* _TASK STATEMENT_
Set down every entry again word for word, please, but skip the pictures.

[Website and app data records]
BEGIN

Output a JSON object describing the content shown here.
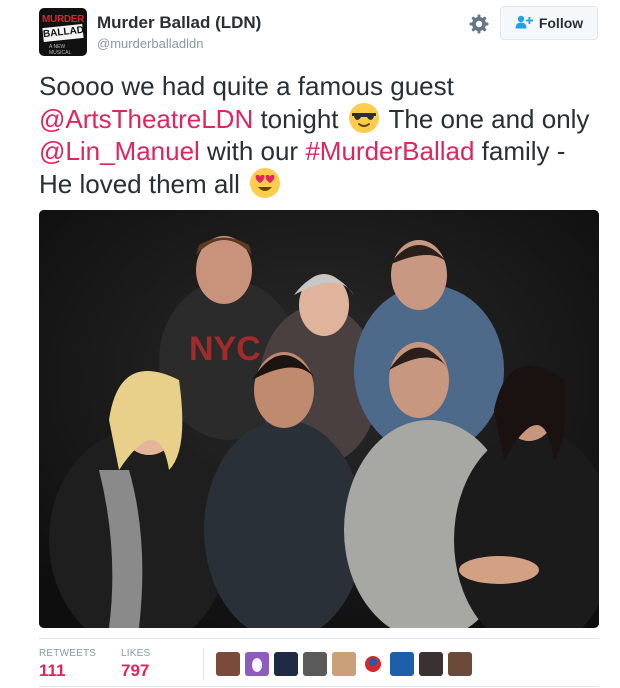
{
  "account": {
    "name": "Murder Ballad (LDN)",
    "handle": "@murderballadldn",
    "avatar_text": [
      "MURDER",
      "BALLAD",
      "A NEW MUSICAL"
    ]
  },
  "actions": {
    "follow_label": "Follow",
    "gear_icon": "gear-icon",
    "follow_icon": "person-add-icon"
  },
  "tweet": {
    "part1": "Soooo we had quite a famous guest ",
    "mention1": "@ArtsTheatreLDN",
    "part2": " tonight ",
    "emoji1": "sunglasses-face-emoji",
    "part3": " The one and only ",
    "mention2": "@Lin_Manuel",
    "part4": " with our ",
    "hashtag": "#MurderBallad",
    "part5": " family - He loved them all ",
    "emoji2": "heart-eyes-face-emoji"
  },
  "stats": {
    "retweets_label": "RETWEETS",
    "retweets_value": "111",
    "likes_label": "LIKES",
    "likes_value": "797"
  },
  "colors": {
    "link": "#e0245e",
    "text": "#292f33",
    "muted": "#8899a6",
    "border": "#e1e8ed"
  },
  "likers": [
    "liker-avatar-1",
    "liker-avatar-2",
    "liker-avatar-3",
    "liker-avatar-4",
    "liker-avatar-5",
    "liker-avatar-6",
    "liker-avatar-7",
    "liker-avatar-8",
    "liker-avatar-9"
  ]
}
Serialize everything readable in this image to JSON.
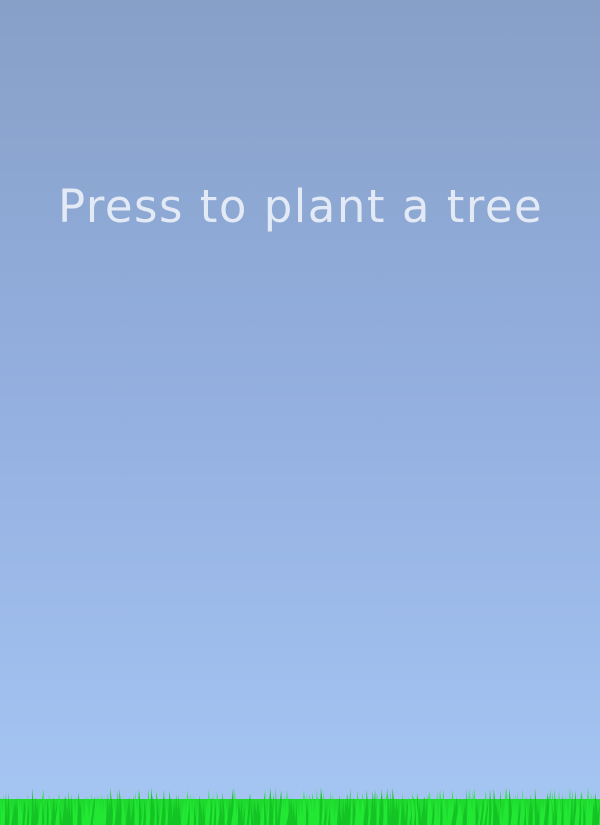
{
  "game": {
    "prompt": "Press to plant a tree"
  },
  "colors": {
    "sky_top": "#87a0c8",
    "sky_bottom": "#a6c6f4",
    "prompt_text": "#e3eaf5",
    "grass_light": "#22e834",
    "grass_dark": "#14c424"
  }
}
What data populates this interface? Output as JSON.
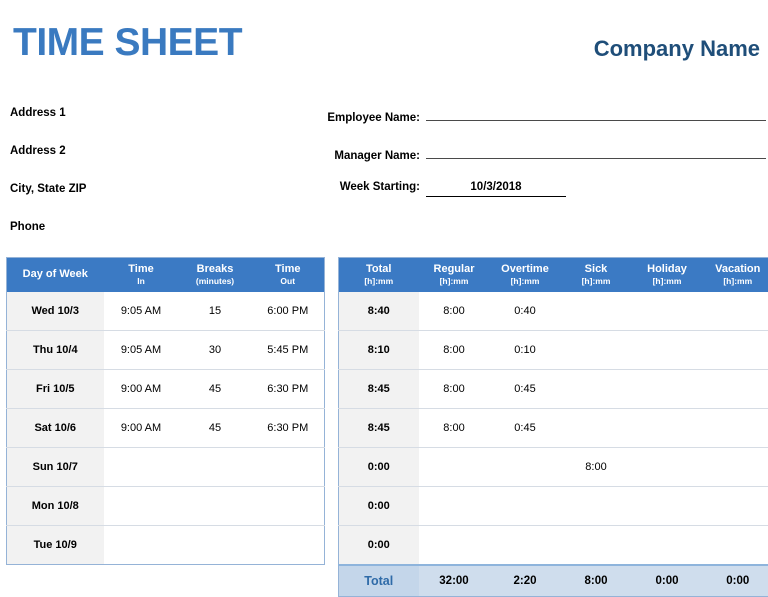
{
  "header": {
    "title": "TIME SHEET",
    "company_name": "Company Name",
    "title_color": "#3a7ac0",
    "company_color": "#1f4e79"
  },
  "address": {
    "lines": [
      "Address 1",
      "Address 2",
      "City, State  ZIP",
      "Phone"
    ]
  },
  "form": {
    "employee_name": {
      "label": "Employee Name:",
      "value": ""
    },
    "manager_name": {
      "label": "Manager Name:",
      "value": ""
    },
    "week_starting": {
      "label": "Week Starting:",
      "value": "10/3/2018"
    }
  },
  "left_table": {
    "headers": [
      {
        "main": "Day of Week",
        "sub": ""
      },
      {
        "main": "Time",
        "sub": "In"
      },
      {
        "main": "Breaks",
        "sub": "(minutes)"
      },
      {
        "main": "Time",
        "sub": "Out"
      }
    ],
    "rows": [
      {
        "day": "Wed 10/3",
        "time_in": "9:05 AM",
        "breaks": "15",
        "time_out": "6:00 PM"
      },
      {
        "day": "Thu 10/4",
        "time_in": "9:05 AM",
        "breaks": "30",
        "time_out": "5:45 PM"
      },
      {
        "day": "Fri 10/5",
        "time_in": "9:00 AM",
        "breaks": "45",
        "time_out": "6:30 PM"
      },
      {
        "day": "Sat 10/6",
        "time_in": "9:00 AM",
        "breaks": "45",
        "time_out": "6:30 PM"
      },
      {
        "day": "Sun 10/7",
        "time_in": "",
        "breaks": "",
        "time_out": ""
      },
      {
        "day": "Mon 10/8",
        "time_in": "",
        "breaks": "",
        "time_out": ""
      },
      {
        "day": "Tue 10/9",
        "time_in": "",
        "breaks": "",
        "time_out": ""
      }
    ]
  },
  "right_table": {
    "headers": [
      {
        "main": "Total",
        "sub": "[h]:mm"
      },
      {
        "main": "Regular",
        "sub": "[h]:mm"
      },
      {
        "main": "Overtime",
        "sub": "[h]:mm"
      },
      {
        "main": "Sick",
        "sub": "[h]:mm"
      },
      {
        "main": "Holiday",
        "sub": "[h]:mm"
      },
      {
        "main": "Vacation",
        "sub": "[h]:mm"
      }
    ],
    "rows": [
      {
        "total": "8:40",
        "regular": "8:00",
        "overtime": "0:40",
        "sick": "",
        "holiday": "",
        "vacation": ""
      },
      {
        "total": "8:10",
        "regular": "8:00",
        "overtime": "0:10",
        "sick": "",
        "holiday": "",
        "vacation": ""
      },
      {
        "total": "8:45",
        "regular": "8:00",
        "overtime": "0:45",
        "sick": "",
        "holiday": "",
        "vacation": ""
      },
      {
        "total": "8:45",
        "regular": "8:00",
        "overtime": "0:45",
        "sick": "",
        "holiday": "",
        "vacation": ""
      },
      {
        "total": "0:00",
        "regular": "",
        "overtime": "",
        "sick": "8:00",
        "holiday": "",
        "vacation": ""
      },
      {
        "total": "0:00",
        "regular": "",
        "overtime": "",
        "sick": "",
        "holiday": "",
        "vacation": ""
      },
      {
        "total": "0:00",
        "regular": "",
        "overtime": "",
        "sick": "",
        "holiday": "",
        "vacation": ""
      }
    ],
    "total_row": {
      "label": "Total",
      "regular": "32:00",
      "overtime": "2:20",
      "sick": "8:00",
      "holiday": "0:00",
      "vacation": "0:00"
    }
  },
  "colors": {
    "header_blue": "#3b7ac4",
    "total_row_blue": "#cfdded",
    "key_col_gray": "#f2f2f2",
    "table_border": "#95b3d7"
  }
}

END

* _RESPONSE_
Output a JSON object describing the content shown here.
{
  "account": {
    "name": "Murder Ballad (LDN)",
    "handle": "@murderballadldn",
    "avatar_text": [
      "MURDER",
      "BALLAD",
      "A NEW MUSICAL"
    ]
  },
  "actions": {
    "follow_label": "Follow",
    "gear_icon": "gear-icon",
    "follow_icon": "person-add-icon"
  },
  "tweet": {
    "part1": "Soooo we had quite a famous guest ",
    "mention1": "@ArtsTheatreLDN",
    "part2": " tonight ",
    "emoji1": "sunglasses-face-emoji",
    "part3": " The one and only ",
    "mention2": "@Lin_Manuel",
    "part4": " with our ",
    "hashtag": "#MurderBallad",
    "part5": " family - He loved them all ",
    "emoji2": "heart-eyes-face-emoji"
  },
  "stats": {
    "retweets_label": "RETWEETS",
    "retweets_value": "111",
    "likes_label": "LIKES",
    "likes_value": "797"
  },
  "colors": {
    "link": "#e0245e",
    "text": "#292f33",
    "muted": "#8899a6",
    "border": "#e1e8ed"
  },
  "likers": [
    "liker-avatar-1",
    "liker-avatar-2",
    "liker-avatar-3",
    "liker-avatar-4",
    "liker-avatar-5",
    "liker-avatar-6",
    "liker-avatar-7",
    "liker-avatar-8",
    "liker-avatar-9"
  ]
}
Serialize everything readable in this image to JSON.
{
  "game": {
    "prompt": "Press to plant a tree"
  },
  "colors": {
    "sky_top": "#87a0c8",
    "sky_bottom": "#a6c6f4",
    "prompt_text": "#e3eaf5",
    "grass_light": "#22e834",
    "grass_dark": "#14c424"
  }
}
What data populates this interface? Output as JSON.
{
  "header": {
    "title": "TIME SHEET",
    "company_name": "Company Name",
    "title_color": "#3a7ac0",
    "company_color": "#1f4e79"
  },
  "address": {
    "lines": [
      "Address 1",
      "Address 2",
      "City, State  ZIP",
      "Phone"
    ]
  },
  "form": {
    "employee_name": {
      "label": "Employee Name:",
      "value": ""
    },
    "manager_name": {
      "label": "Manager Name:",
      "value": ""
    },
    "week_starting": {
      "label": "Week Starting:",
      "value": "10/3/2018"
    }
  },
  "left_table": {
    "headers": [
      {
        "main": "Day of Week",
        "sub": ""
      },
      {
        "main": "Time",
        "sub": "In"
      },
      {
        "main": "Breaks",
        "sub": "(minutes)"
      },
      {
        "main": "Time",
        "sub": "Out"
      }
    ],
    "rows": [
      {
        "day": "Wed 10/3",
        "time_in": "9:05 AM",
        "breaks": "15",
        "time_out": "6:00 PM"
      },
      {
        "day": "Thu 10/4",
        "time_in": "9:05 AM",
        "breaks": "30",
        "time_out": "5:45 PM"
      },
      {
        "day": "Fri 10/5",
        "time_in": "9:00 AM",
        "breaks": "45",
        "time_out": "6:30 PM"
      },
      {
        "day": "Sat 10/6",
        "time_in": "9:00 AM",
        "breaks": "45",
        "time_out": "6:30 PM"
      },
      {
        "day": "Sun 10/7",
        "time_in": "",
        "breaks": "",
        "time_out": ""
      },
      {
        "day": "Mon 10/8",
        "time_in": "",
        "breaks": "",
        "time_out": ""
      },
      {
        "day": "Tue 10/9",
        "time_in": "",
        "breaks": "",
        "time_out": ""
      }
    ]
  },
  "right_table": {
    "headers": [
      {
        "main": "Total",
        "sub": "[h]:mm"
      },
      {
        "main": "Regular",
        "sub": "[h]:mm"
      },
      {
        "main": "Overtime",
        "sub": "[h]:mm"
      },
      {
        "main": "Sick",
        "sub": "[h]:mm"
      },
      {
        "main": "Holiday",
        "sub": "[h]:mm"
      },
      {
        "main": "Vacation",
        "sub": "[h]:mm"
      }
    ],
    "rows": [
      {
        "total": "8:40",
        "regular": "8:00",
        "overtime": "0:40",
        "sick": "",
        "holiday": "",
        "vacation": ""
      },
      {
        "total": "8:10",
        "regular": "8:00",
        "overtime": "0:10",
        "sick": "",
        "holiday": "",
        "vacation": ""
      },
      {
        "total": "8:45",
        "regular": "8:00",
        "overtime": "0:45",
        "sick": "",
        "holiday": "",
        "vacation": ""
      },
      {
        "total": "8:45",
        "regular": "8:00",
        "overtime": "0:45",
        "sick": "",
        "holiday": "",
        "vacation": ""
      },
      {
        "total": "0:00",
        "regular": "",
        "overtime": "",
        "sick": "8:00",
        "holiday": "",
        "vacation": ""
      },
      {
        "total": "0:00",
        "regular": "",
        "overtime": "",
        "sick": "",
        "holiday": "",
        "vacation": ""
      },
      {
        "total": "0:00",
        "regular": "",
        "overtime": "",
        "sick": "",
        "holiday": "",
        "vacation": ""
      }
    ],
    "total_row": {
      "label": "Total",
      "regular": "32:00",
      "overtime": "2:20",
      "sick": "8:00",
      "holiday": "0:00",
      "vacation": "0:00"
    }
  },
  "colors": {
    "header_blue": "#3b7ac4",
    "total_row_blue": "#cfdded",
    "key_col_gray": "#f2f2f2",
    "table_border": "#95b3d7"
  }
}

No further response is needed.